Rainy season is here. Grilled corn on the cob sold by the street vendor is mine most favorite during these days.
Corn on the cob or elote is a popular street food in Mexico. This is the culinary term used for a cooked ear of freshly picked sweet corn. Sweet corn is the most common variety of maize eaten directly off the cob. Ears of the corn are either steamed or boiled or roasted. Corn on the cob is normally eaten while still warm just after grilling or boiling followed by some condiments such as salt, butter and pepper. Corn was eaten by native American tribes. They ate corn as a staple food crop and ate it off the cob, either by roasting or boiling. Also they used corn skewers or corn cob holders (which are made of silver) to hold corn on the cob.
One can roast the corn in oven or direct on open flame. When roasting in oven, cooking the corn in the husk on the oven rack is recommended. When roasting or grilling corn on the cob on direct flame first peel back the corn husks leaving them attached at the base of the ear, remove all of the corn silk and then with husks pulled back, tie together with a piece of husk or string to form a handle and finally place directly the corn on the wired grilled on the flame.
A variety of condiments are preferred such as salt, lime juice, butter, chili powder, mayonnaise, cheese etc. But here in this recipe, I'll go with butter, chili powder, salt and lime juice. Since it is raining, so oven roasting never gives a corn on the cob the taste that anyone will get by roasting on direct flame.

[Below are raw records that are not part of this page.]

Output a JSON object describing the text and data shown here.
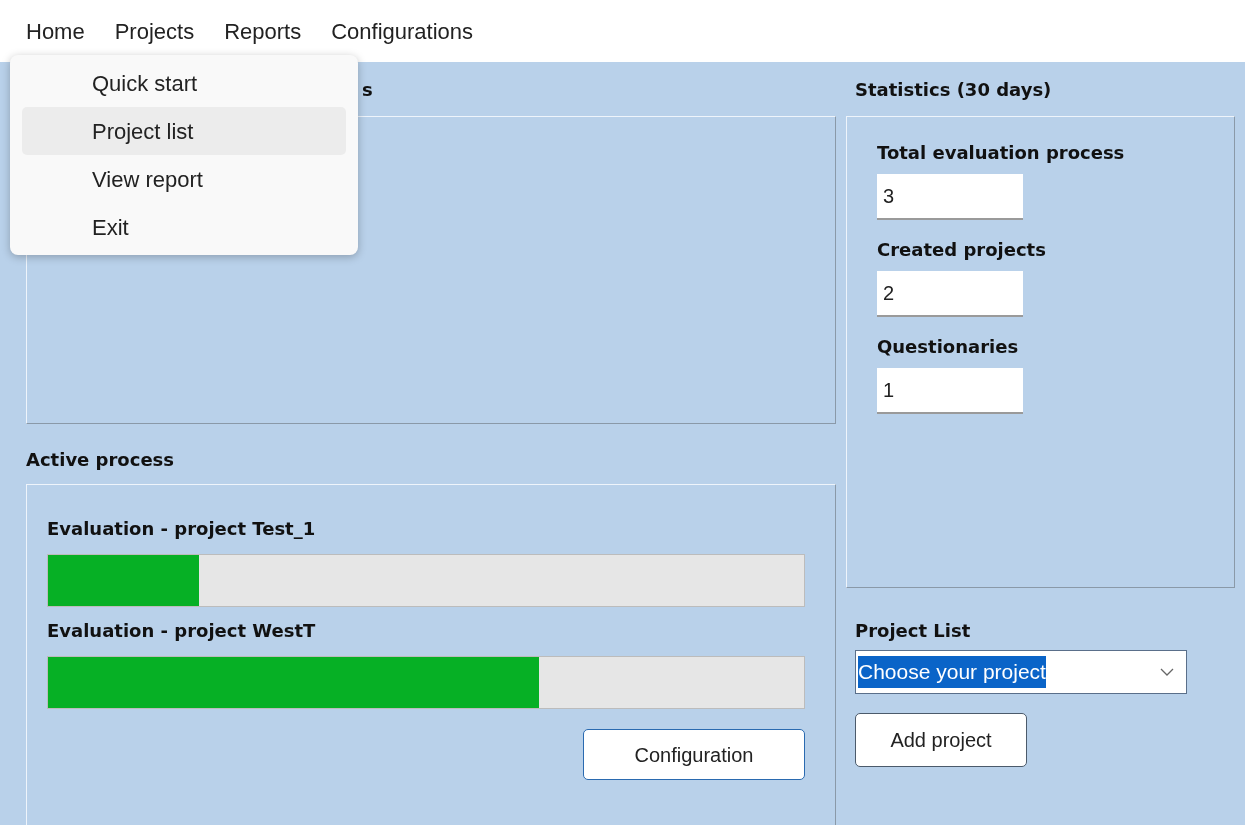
{
  "menu_bar": [
    {
      "label": "Home"
    },
    {
      "label": "Projects"
    },
    {
      "label": "Reports"
    },
    {
      "label": "Configurations"
    }
  ],
  "open_menu": {
    "items": [
      {
        "label": "Quick start",
        "selected": false
      },
      {
        "label": "Project list",
        "selected": true
      },
      {
        "label": "View report",
        "selected": false
      },
      {
        "label": "Exit",
        "selected": false
      }
    ]
  },
  "top_section": {
    "title": "s"
  },
  "active_process": {
    "title": "Active process",
    "processes": [
      {
        "label": "Evaluation - project Test_1",
        "level": 0.2
      },
      {
        "label": "Evaluation - project WestT",
        "level": 0.65
      }
    ],
    "button": "Configuration"
  },
  "statistics": {
    "title": "Statistics (30 days)",
    "fields": [
      {
        "label": "Total evaluation process",
        "value": "3"
      },
      {
        "label": "Created projects",
        "value": "2"
      },
      {
        "label": "Questionaries",
        "value": "1"
      }
    ]
  },
  "project_list": {
    "title": "Project List",
    "value": "Choose your project",
    "text_selected": true,
    "button": "Add project"
  }
}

The tangy, spicy and the smokiness is just perfect in this rainy evening.